■ **Problem to work on**
Please copy each line of the records below that holds the word "duration".
-*-
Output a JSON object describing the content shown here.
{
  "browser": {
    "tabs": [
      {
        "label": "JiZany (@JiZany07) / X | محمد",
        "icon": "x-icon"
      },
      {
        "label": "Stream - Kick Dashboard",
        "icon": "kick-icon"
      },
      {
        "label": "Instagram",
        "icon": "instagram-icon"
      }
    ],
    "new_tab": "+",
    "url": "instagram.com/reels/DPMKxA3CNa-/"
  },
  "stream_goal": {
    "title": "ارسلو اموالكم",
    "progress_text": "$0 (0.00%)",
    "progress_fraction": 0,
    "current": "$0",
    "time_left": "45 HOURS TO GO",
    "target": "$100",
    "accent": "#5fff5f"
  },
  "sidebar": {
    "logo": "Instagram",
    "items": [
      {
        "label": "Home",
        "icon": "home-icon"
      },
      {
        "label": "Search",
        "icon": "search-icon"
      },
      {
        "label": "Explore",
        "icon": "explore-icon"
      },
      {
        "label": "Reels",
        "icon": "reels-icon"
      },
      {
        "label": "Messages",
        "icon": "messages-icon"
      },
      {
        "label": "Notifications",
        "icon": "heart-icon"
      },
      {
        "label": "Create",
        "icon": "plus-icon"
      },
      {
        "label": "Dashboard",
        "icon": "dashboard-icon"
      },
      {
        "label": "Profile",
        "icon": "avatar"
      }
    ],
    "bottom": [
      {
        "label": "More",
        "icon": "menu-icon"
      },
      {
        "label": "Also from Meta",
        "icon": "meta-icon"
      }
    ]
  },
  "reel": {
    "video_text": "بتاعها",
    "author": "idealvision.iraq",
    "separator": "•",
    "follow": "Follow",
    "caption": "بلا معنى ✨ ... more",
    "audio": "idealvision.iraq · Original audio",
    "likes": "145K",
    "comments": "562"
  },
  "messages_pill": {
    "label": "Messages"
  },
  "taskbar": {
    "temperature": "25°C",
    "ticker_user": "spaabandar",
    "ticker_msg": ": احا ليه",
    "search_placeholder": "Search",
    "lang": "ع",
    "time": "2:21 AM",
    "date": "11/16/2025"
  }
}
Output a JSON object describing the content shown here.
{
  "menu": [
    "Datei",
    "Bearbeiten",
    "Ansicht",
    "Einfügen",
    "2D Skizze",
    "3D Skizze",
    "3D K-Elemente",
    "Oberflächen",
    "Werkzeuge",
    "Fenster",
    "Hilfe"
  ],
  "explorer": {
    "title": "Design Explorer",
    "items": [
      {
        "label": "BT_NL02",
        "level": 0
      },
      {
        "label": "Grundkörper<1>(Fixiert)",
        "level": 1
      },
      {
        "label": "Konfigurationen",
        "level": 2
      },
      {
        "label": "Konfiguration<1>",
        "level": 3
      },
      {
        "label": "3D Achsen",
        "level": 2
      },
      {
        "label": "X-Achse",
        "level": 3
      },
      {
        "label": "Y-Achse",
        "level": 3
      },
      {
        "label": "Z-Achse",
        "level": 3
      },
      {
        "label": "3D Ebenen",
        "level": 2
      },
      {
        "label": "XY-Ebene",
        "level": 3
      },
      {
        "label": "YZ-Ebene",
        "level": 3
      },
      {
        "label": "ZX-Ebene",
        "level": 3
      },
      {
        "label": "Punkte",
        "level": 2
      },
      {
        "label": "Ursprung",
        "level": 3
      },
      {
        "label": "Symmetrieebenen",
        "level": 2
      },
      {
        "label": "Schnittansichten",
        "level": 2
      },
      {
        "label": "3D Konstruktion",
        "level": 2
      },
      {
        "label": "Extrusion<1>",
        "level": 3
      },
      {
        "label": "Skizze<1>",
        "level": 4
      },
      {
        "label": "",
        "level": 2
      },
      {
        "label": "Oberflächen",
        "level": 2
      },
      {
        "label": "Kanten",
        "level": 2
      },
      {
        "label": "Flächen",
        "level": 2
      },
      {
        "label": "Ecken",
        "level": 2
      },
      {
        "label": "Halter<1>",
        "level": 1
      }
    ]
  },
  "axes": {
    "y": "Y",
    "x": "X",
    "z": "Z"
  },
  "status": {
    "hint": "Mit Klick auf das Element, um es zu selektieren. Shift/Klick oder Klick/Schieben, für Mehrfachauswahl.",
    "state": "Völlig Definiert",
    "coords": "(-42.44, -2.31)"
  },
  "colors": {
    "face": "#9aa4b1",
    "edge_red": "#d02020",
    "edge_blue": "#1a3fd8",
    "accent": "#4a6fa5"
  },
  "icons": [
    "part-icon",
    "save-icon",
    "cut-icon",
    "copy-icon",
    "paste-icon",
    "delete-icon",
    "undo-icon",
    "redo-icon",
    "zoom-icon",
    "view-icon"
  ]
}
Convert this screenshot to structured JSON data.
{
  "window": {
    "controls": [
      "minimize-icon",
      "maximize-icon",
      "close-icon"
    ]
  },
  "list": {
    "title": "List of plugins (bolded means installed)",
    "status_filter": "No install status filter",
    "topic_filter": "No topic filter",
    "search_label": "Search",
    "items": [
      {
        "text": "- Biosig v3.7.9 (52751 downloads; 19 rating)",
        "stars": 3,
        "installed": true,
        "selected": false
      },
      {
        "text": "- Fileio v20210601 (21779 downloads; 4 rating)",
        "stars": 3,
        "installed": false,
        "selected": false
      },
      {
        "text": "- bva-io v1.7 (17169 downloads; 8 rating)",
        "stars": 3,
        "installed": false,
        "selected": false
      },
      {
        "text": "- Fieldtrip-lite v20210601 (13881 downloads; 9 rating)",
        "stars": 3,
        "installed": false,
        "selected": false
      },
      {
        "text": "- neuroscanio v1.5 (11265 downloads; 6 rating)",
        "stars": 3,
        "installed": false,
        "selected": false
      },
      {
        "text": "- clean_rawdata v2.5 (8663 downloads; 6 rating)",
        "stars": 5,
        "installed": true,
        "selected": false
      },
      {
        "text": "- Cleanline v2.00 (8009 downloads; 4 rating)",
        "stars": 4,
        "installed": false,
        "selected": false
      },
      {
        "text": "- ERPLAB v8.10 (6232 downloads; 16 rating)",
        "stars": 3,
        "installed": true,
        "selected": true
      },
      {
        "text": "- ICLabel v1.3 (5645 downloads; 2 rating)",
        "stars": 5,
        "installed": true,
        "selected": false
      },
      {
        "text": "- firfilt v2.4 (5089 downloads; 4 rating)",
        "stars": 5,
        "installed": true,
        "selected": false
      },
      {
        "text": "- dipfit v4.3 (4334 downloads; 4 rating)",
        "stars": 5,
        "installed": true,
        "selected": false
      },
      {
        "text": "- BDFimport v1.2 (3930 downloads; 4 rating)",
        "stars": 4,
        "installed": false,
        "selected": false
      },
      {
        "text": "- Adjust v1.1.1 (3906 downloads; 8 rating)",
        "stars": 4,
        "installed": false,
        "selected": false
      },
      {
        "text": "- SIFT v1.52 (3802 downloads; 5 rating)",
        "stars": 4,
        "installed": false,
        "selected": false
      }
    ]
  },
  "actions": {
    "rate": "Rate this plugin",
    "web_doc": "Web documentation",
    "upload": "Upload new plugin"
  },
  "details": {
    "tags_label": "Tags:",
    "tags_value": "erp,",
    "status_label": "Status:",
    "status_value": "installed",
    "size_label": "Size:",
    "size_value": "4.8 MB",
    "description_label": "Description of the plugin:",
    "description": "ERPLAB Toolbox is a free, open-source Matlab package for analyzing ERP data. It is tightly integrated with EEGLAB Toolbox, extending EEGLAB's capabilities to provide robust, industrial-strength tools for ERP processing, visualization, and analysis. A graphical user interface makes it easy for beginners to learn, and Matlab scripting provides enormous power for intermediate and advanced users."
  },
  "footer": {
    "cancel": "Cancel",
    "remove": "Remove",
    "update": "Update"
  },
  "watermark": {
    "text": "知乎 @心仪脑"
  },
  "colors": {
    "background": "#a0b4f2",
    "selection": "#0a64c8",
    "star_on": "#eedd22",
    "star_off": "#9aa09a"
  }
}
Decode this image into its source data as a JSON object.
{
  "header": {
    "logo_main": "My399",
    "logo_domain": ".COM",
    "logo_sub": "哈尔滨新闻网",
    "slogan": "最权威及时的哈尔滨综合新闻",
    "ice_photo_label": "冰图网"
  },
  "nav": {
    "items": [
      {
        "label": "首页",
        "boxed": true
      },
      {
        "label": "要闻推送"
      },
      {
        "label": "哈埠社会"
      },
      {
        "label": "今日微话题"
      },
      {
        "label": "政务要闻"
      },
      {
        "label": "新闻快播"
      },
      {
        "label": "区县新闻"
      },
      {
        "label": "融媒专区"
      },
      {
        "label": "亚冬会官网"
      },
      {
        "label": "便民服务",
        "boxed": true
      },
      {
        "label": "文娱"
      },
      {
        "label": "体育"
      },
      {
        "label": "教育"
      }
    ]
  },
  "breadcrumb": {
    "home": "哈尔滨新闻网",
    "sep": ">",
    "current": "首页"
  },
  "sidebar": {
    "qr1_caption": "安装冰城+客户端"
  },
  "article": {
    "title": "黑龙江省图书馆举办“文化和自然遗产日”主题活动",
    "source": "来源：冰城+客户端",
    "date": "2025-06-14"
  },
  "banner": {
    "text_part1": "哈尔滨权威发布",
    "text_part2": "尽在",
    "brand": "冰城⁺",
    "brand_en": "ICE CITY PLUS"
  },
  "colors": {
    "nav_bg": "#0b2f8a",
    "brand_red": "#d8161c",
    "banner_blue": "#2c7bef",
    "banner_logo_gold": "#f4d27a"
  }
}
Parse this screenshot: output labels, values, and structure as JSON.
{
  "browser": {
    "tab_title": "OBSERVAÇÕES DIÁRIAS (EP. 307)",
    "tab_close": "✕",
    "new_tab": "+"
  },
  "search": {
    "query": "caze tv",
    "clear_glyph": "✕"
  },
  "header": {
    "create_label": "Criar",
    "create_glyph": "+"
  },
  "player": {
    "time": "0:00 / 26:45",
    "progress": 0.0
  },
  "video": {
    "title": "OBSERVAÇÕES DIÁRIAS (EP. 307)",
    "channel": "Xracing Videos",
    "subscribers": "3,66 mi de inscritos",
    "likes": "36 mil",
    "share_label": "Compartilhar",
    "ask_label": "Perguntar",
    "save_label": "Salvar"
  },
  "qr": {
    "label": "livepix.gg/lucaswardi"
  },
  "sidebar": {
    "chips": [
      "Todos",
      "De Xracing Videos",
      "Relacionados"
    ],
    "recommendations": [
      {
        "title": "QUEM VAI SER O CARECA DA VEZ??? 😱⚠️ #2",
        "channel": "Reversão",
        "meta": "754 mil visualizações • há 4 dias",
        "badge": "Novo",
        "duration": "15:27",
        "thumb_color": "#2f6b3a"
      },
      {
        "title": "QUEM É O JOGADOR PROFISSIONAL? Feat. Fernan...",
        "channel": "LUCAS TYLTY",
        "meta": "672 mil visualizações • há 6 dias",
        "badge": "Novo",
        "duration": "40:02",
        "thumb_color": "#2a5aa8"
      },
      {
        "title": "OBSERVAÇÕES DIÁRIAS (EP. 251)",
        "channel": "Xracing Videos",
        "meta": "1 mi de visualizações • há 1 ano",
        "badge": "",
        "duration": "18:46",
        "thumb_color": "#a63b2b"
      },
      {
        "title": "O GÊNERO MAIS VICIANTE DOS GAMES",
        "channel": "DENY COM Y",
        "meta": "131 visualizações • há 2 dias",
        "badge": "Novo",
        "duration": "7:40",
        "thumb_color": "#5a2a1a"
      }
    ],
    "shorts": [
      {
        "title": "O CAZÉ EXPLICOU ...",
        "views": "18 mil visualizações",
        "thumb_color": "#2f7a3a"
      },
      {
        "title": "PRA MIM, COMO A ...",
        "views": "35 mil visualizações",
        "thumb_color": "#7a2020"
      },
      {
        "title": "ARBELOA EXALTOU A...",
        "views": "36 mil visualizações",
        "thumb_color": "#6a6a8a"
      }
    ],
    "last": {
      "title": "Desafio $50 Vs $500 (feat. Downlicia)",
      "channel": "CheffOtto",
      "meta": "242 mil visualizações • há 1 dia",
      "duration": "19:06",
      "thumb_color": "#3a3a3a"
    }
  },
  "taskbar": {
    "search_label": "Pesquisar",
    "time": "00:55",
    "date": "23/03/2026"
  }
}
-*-
■ **Completed exercise**
        "duration": "15:27",
        "duration": "40:02",
        "duration": "18:46",
        "duration": "7:40",
      "duration": "19:06",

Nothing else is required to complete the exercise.